Ohio Attorney General Mike DeWine
Statehouse News Bureau

The Ohio attorney general's office says investigations of human trafficking cases rose last year to its highest level since the state began keeping track of those numbers.

 The Blade reports authorities investigated 202 human trafficking cases in 2017, a 50 percent increase from the previous year. The report released last week by the state attorney general's Human Trafficking Commission shows the majority of cases involved the sex trade.

Trump To Tout Tax Law At Cincinnati-Area Company Monday

Feb 5, 2018
Donald Trump
Michael Vadon / Flickr/Creative Commons

President Trump will tout the Republican tax cuts at a Blue Ash manufacturing company Monday afternoon.

The president will be going to Sheffer Corp., a company which makes industrial cylinders.

Last month, after Trump signed the tax reform bill into law, Sheffer management gave its employees $1,000 bonuses, according to U.S. Sen. Rob Portman, who visited the plant in early January.

Portman's spokeswoman said the senator will accompany Trump to Sheffer on Monday.

Will Higher Taxes Solve Springfield’s Problems?

Feb 5, 2018
Cindy Funk / Flickr Creative Commons

In May, Springfield voters approved a temporary income-tax increase. It raises the city’s tax rate from 2% to 2.4% for a period of 5 and 1/2 years.

But that wasn’t the first time the city asked residents for more money. A tax hike was also on the ballot in November of 2016. At the time, Springfield City Manager Jim Bodenmiller told voters that he would have to cut city services if the increase wasn’t approved.

He wasn’t bluffing. The tax increase failed in 2016, and the city started slashing services. 

OEPA Hearing On Mining Company Permit Draws Crowd, Comments

Feb 2, 2018
Many Clark County residents at the hearing were worried about the impact Enon Sand and Gravel's proposal could have on the environment.
Kristin Stratman / WYSO

More than 200 Springfield residents packed into a cafeteria at Greenon High School for a public hearing Thursday night.

Many came to comment on an Ohio Environmental Protection Agency permit application that would allow mining company Enon Sand and Gravel to dump treated wastewater into a tributary of the nearby Mud Run.

Dina Pierce is spokesperson for the Ohio EPA. Pierce says the agency is listening to community concerns as it considers the permit application.

Sarah Weymouth
Basim Blunt / WYSO

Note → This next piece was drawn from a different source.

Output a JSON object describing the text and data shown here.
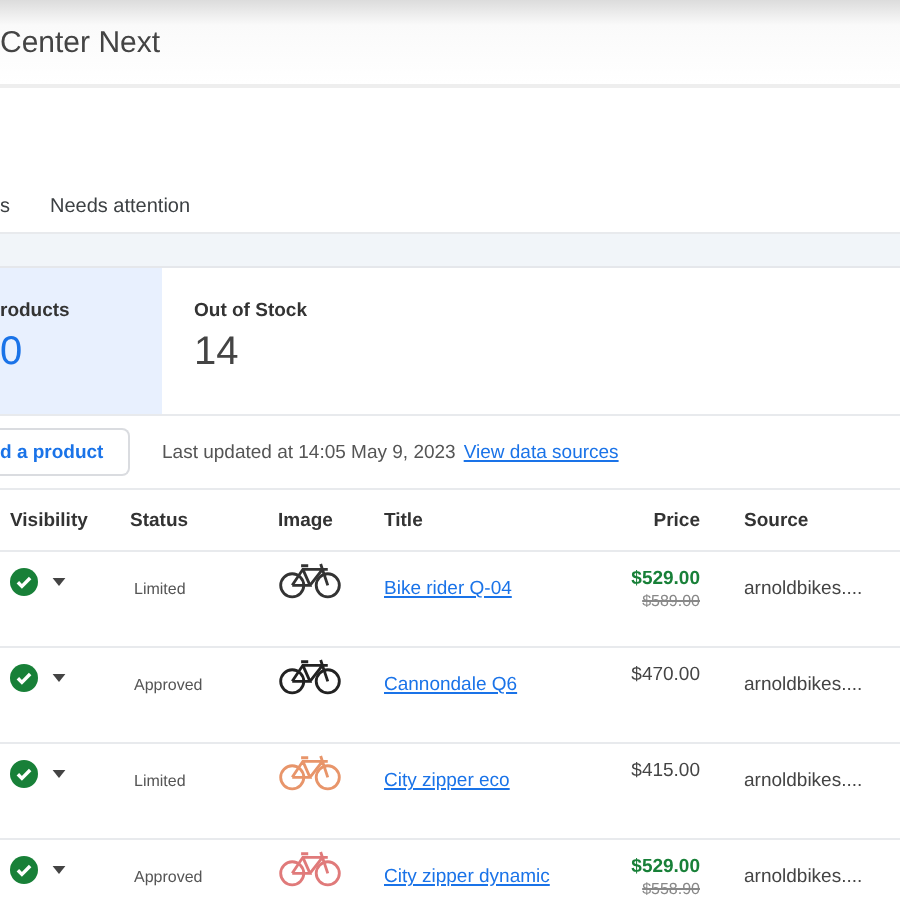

This week on Dayton Youth Radio, we have a story from Centerville High School student Sarah Weymouth about parents communicating with their teenagers.

You know your kids better than anyone else right? Inside and out, right? I’m sure that’s how my dad felt, up until last week when i gave him a reality check. My parents got divorced when I was 7 years old. Before then, we all lived together happily in our little ranch style home in suburban Centerville, Ohio.

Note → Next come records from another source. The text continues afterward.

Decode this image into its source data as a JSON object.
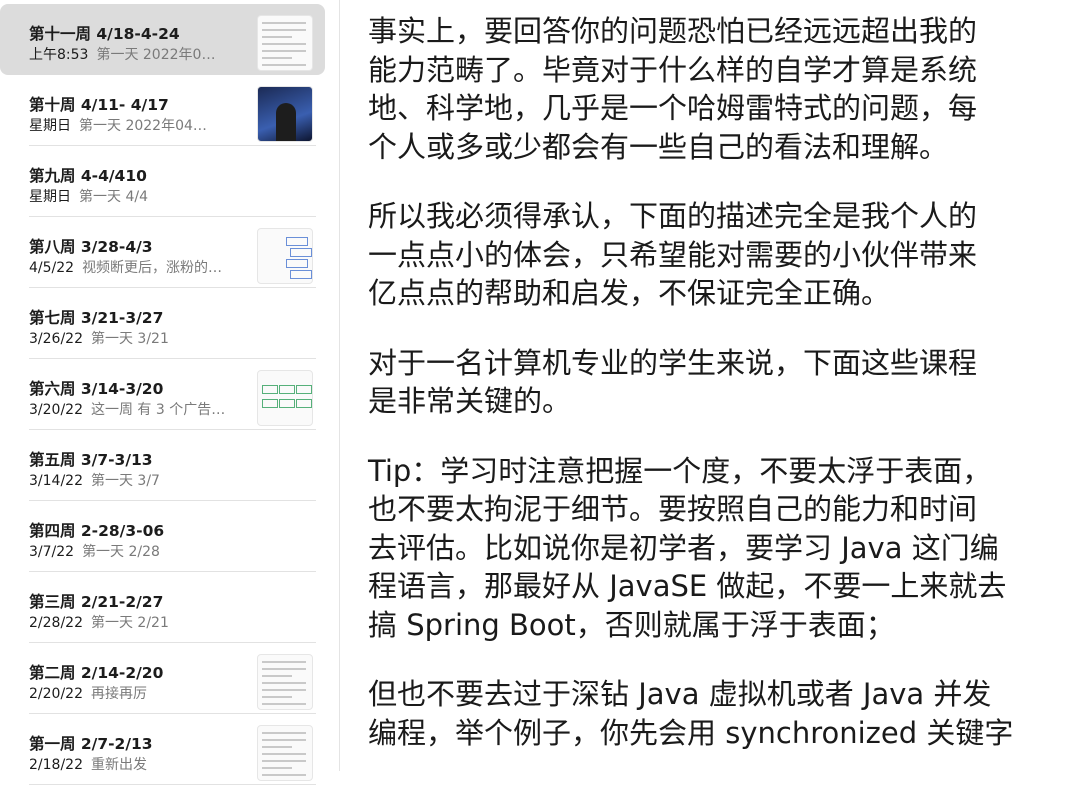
{
  "notes": [
    {
      "title": "第十一周 4/18-4-24",
      "date": "上午8:53",
      "preview": "第一天 2022年0…",
      "selected": true,
      "thumb": "text"
    },
    {
      "title": "第十周 4/11- 4/17",
      "date": "星期日",
      "preview": "第一天 2022年04…",
      "selected": false,
      "thumb": "video"
    },
    {
      "title": "第九周 4-4/410",
      "date": "星期日",
      "preview": "第一天 4/4",
      "selected": false,
      "thumb": "none"
    },
    {
      "title": "第八周 3/28-4/3",
      "date": "4/5/22",
      "preview": "视频断更后，涨粉的…",
      "selected": false,
      "thumb": "diagram"
    },
    {
      "title": "第七周 3/21-3/27",
      "date": "3/26/22",
      "preview": "第一天 3/21",
      "selected": false,
      "thumb": "none"
    },
    {
      "title": "第六周 3/14-3/20",
      "date": "3/20/22",
      "preview": "这一周 有 3 个广告…",
      "selected": false,
      "thumb": "tags"
    },
    {
      "title": "第五周 3/7-3/13",
      "date": "3/14/22",
      "preview": "第一天 3/7",
      "selected": false,
      "thumb": "none"
    },
    {
      "title": "第四周 2-28/3-06",
      "date": "3/7/22",
      "preview": "第一天 2/28",
      "selected": false,
      "thumb": "none"
    },
    {
      "title": "第三周 2/21-2/27",
      "date": "2/28/22",
      "preview": "第一天 2/21",
      "selected": false,
      "thumb": "none"
    },
    {
      "title": "第二周 2/14-2/20",
      "date": "2/20/22",
      "preview": "再接再厉",
      "selected": false,
      "thumb": "text"
    },
    {
      "title": "第一周 2/7-2/13",
      "date": "2/18/22",
      "preview": "重新出发",
      "selected": false,
      "thumb": "text"
    }
  ],
  "content": {
    "paragraphs": [
      [
        "事实上，要回答你的问题恐怕已经远远超出我的",
        "能力范畴了。毕竟对于什么样的自学才算是系统",
        "地、科学地，几乎是一个哈姆雷特式的问题，每",
        "个人或多或少都会有一些自己的看法和理解。"
      ],
      [
        "所以我必须得承认，下面的描述完全是我个人的",
        "一点点小的体会，只希望能对需要的小伙伴带来",
        "亿点点的帮助和启发，不保证完全正确。"
      ],
      [
        "对于一名计算机专业的学生来说，下面这些课程",
        "是非常关键的。"
      ],
      [
        "Tip：学习时注意把握一个度，不要太浮于表面，",
        "也不要太拘泥于细节。要按照自己的能力和时间",
        "去评估。比如说你是初学者，要学习 Java 这门编",
        "程语言，那最好从 JavaSE 做起，不要一上来就去",
        "搞 Spring Boot，否则就属于浮于表面；"
      ],
      [
        "但也不要去过于深钻 Java 虚拟机或者 Java 并发",
        "编程，举个例子，你先会用 synchronized 关键字"
      ]
    ]
  },
  "colors": {
    "selected_bg": "#dcdcdc",
    "text": "#1a1a1a",
    "secondary": "#7a7a7a"
  }
}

Stats + Stories: Balancing Rigor And Entertainment When Telling Stories About Data

Feb 1, 2018
Stats + Stories

WYSO is partnering with Stats and Stories, a podcast produced at Miami University.

We all know data can be complex. Communicating it to an audience in a way that is understandable while still full of research nuance, and rigor is sometimes a challenge. This becomes even more so when that data is connected to a controversial topic. Say, the debate over vaccinations, for example. One way to bridge that gap is to use data in storytelling, helping audiences get to the meat of an issue without bogging them down too much in the technical details, communicating complicated data stories to a general audience is the focus of this episode of Stats and Stories. Host Rosemary Pennington and regular panelists John Bailer, Chair of Miami Statistics Department, and Richard Campbell, Chair of Media, Journalism and Film, are joined by Data Researcher Nick Thieme. Thieme is a Research Fellow at the University of California Hastings Institute for Innovation Law, where he explores Artificial Intelligence Regulation, Cyber Security and Pharmaceutical Patent Trolling. He was also the American Statistical Association's 2017 Mass Media Fellow, writing about Science, Tech, and Stats for Slate Magazine.